INSTRUCTIONS TO FOLLOW: Show every line below where "Parameters" can be found.

(Items listed in a dataset)
*** Block opens ***
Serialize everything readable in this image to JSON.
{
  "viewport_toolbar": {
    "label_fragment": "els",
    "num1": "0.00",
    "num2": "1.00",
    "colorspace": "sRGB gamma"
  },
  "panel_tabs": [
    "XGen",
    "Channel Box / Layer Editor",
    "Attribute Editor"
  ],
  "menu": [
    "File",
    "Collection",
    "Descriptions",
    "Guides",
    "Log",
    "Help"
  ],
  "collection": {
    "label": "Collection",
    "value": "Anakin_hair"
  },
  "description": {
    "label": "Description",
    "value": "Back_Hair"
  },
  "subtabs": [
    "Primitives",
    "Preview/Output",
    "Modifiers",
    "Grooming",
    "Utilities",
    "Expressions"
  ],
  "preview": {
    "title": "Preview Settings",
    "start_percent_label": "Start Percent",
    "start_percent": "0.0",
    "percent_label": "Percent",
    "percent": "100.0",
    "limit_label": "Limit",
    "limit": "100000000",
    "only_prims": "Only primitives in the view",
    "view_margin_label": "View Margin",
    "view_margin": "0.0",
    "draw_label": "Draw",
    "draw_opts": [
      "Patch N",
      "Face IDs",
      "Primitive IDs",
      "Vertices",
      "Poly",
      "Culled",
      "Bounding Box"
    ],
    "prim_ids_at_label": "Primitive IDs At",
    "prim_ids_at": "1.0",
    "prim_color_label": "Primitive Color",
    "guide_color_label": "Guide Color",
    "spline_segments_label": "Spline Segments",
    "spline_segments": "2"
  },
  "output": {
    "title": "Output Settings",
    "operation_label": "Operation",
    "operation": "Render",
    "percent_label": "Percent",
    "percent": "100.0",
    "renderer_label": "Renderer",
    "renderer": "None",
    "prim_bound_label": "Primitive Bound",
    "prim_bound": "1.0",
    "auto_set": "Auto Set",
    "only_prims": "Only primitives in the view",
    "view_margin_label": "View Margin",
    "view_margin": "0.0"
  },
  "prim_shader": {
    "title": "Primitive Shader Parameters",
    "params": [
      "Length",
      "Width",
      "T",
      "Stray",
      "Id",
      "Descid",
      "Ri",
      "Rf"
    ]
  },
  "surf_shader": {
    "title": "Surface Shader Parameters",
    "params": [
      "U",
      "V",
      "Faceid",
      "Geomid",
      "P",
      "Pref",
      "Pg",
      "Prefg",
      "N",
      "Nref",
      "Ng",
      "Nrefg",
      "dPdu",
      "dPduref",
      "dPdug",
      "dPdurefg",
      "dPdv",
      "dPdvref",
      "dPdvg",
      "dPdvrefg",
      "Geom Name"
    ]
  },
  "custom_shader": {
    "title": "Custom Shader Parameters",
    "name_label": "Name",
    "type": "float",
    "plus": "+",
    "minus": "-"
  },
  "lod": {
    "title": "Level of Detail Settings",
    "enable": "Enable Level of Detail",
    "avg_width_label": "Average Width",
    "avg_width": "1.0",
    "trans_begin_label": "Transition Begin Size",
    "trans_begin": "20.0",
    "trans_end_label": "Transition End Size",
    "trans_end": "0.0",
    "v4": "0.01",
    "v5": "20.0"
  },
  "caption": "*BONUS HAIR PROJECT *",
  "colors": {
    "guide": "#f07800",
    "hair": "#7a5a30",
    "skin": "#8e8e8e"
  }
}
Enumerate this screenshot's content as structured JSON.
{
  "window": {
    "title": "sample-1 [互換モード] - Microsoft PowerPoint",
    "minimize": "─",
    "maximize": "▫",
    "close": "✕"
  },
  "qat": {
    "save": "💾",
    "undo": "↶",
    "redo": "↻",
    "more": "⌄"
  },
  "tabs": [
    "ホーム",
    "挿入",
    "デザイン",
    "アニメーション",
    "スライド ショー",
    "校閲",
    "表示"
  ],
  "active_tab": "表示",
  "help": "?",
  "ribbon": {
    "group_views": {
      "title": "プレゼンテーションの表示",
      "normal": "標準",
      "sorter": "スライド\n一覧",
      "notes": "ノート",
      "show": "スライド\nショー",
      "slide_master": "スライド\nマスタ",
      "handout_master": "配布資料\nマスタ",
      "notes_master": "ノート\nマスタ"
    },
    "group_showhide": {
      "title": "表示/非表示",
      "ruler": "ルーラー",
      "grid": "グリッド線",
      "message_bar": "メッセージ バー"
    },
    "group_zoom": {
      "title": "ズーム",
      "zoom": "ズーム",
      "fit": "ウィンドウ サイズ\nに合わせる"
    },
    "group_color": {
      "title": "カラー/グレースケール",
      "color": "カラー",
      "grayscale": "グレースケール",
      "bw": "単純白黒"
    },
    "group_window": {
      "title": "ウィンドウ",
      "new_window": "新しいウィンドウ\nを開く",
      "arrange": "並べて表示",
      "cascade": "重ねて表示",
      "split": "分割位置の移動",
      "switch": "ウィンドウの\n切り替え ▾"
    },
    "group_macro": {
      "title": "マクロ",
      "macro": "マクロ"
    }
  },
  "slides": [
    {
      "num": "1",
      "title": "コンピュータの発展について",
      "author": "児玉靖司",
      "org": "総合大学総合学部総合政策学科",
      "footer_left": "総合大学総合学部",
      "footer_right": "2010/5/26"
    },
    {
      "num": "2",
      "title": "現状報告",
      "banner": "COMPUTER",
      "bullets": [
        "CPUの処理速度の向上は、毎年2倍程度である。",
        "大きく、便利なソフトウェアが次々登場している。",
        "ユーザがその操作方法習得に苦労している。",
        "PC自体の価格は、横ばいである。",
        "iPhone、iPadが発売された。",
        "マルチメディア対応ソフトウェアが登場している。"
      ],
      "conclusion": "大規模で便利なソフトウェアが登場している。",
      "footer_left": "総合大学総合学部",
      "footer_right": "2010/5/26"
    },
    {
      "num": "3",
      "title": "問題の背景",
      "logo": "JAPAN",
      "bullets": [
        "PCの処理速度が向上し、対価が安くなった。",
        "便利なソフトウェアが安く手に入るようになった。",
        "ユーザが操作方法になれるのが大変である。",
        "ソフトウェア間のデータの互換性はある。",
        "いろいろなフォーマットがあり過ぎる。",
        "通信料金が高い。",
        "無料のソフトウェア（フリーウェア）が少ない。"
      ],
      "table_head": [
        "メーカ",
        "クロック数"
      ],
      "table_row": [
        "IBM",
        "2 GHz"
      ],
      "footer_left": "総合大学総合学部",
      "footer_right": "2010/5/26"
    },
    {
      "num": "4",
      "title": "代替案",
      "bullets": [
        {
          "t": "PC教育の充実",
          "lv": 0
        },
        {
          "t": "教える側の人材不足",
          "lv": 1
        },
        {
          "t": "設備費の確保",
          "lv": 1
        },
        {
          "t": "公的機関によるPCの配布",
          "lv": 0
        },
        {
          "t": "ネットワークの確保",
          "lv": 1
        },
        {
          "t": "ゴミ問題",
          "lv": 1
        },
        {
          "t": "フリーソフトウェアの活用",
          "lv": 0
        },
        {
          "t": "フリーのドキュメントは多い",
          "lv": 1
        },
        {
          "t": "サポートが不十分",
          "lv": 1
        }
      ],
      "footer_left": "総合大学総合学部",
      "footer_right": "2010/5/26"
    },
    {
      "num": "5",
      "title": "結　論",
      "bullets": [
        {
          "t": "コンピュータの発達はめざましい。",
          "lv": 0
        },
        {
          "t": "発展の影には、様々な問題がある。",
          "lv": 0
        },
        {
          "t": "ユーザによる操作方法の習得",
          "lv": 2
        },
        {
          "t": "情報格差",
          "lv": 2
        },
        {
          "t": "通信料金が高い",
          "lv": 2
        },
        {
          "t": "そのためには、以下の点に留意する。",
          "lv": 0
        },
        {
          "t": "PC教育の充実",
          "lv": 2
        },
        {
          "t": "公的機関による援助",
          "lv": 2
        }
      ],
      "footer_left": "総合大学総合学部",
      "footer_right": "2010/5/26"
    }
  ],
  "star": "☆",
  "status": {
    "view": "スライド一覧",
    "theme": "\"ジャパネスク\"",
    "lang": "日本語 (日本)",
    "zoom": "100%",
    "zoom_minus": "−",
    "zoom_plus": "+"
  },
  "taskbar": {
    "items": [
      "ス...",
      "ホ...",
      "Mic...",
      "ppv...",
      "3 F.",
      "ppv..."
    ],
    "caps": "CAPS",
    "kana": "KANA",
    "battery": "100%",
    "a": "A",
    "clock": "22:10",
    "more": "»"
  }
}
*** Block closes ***
THE ANSWER:
    "title": "Primitive Shader Parameters",
    "title": "Surface Shader Parameters",
    "title": "Custom Shader Parameters",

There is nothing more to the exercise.